David Guetta makes potent anti-A.I. case by creating a song with an Eminem deepfake
It’s weird to compose songs using A.I. generations of other artists without their permission! Stop it!
As the internet gets flooded with A.I.-generated content created by tools like ChatGPT and DALL-E, the conversation around them can feel like a debate over the precise path of huge boulder that’s rolling downhill toward us. Questions of personal responsibility among the powerful seem futile. In creative fields, it can feel naive to rely on major artists — those with the ubiquity and quality control of Kentucky Fried Chicken — to use these tools responsibly. If you need a case study in how a lack of restraint with A.I. can lead to upsetting results, French mega DJ David Guetta helpfully provided one yesterday.
In the clip, shared on Wednesday (February 8), Guetta gushes over a new song he made with the help of A.I. websites that are able to produce content in the style of Eminem. "I discovered those websites that are about A.I," Guetta says. “Basically, you can write lyrics in the style of any artist you like. So I typed, ‘Write a verse in the style of Eminem about Future Rave [a subgenre of electronic music coined by Guetta and Morten Breum].’” Guetta then used a different website to generate a facsimile of Eminem’s voice, the final A.I. element in the song, played at the beginning of his video during a live set for thousands of fans. "People went nuts," Guetta says of the crowd's reaction, which is unfortunately accurate.
It doesn’t take an unusually empathetic person to wonder if Eminem doesn’t feel a little bit violated by this. In an age when anyone with an internet browser can create convincing duplicates of art, it’s imperative to consider the ethical and legal responsibilities we have both to the artists who are subject to the copying, and the millions of others whose online creations are vacuumed up without permission by the A.I. to train itself and make its products more convincing.
It’s shocking how much further along the technology is from just two years ago. In February of 2020, the internet caught a glimpse of the future with “Travisbott,” an A.I. trained on rapper Travis Scott's musical output without his knowledge or permission to create a shoddy soundalike. That same month I spoke about Travisbott with the Berlin-based composer Holly Herndon. She’s used A.I. in the creation of her own art, including 2019's Proto, which was made with Spawn, an A.I. "baby" with a distinct and limited musical ability. Set on creating tools to empower artists for a future that the Guetta video suggests is already here, Herndon introduced Holly + in 2020, a meticulously programmed and highly advanced deepfake of Herndon's own voice.
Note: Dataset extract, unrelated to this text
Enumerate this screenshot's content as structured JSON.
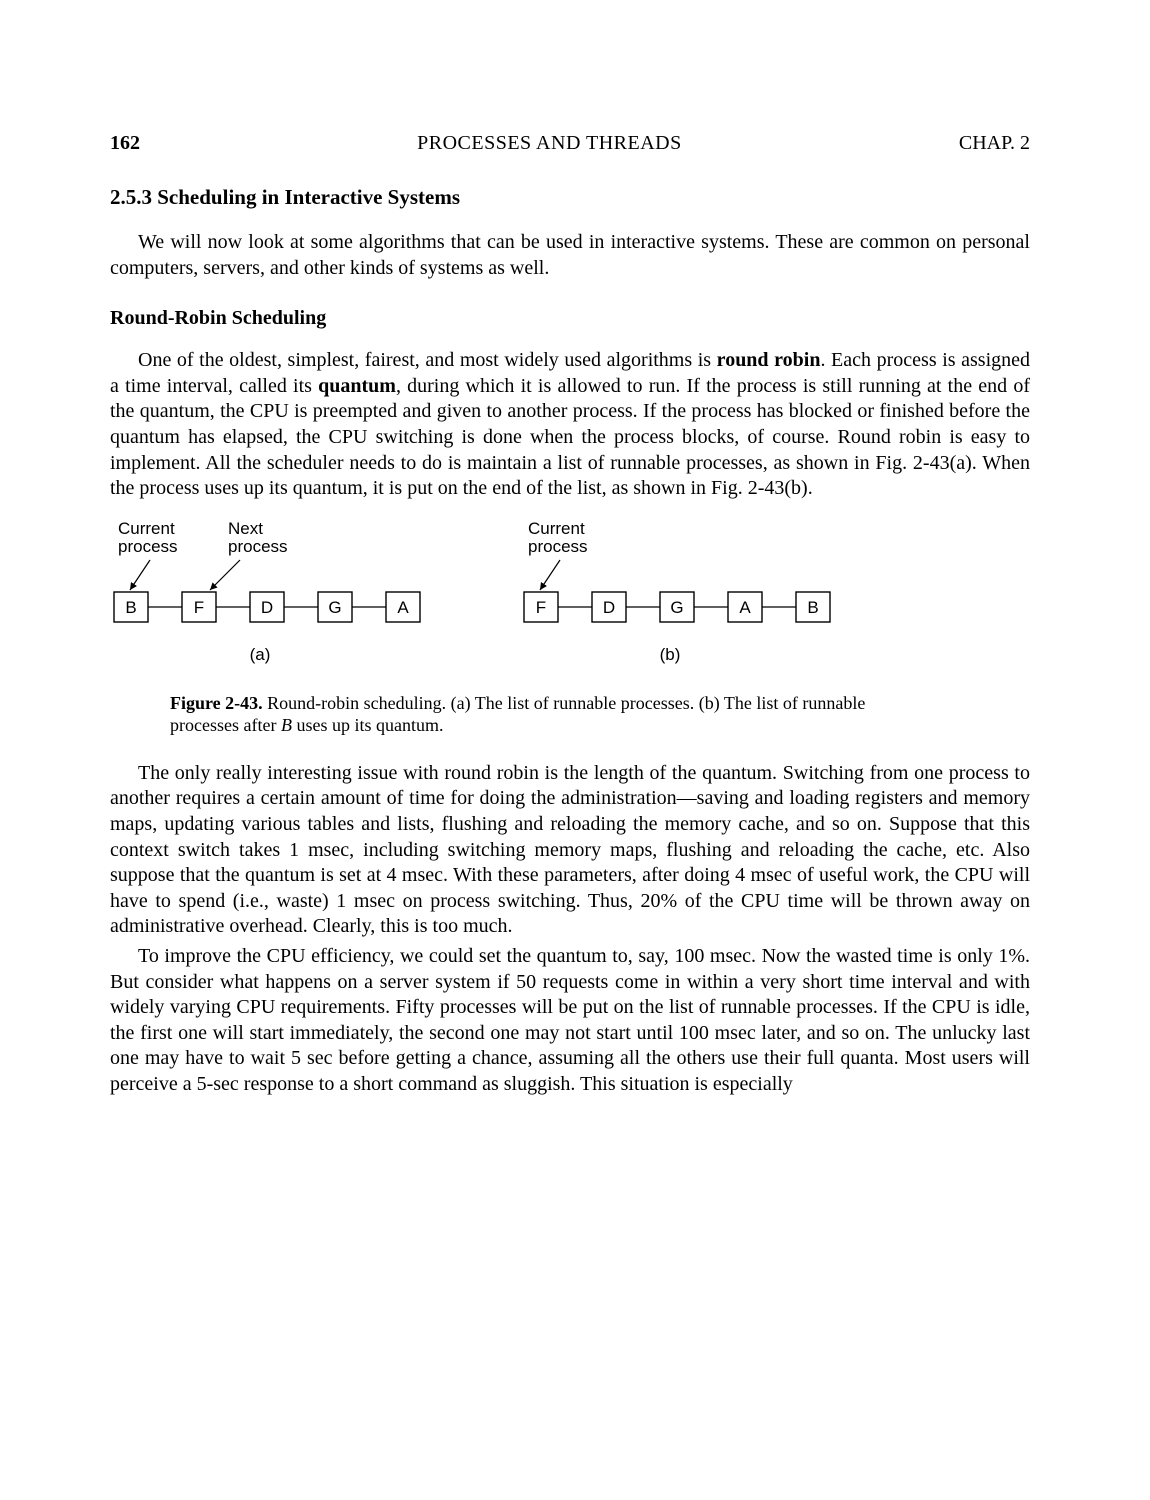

Herndon was one of the first people to zero in on Travisbott’s ethical quagmire. "I think the headline is that we have now reached a point where we feel entitled to sample," she said. “Whatever the logical framework that sampling began a hundred years ago or whatever, it has reached a logical conclusion that we now feel entitled to sample human beings and their likeness without anyone questioning that."
That entitlement is seeping through Guetta's video. It doesn't matter that he won't release it commercially — he stands to gain from its creation whether it's through fawning publicity or crowds at his shows enjoying a song that they may or may believe is a genuine Eminem collaboration. Even if Eminem did approve of Guetta doing this — and there’s a very small chance that he did — videos like this put us one step closer to a future where artist autonomy and respect are secondary to cheap thrills and self-publicity. And that’s definitely one of the worst of all possible boulder paths.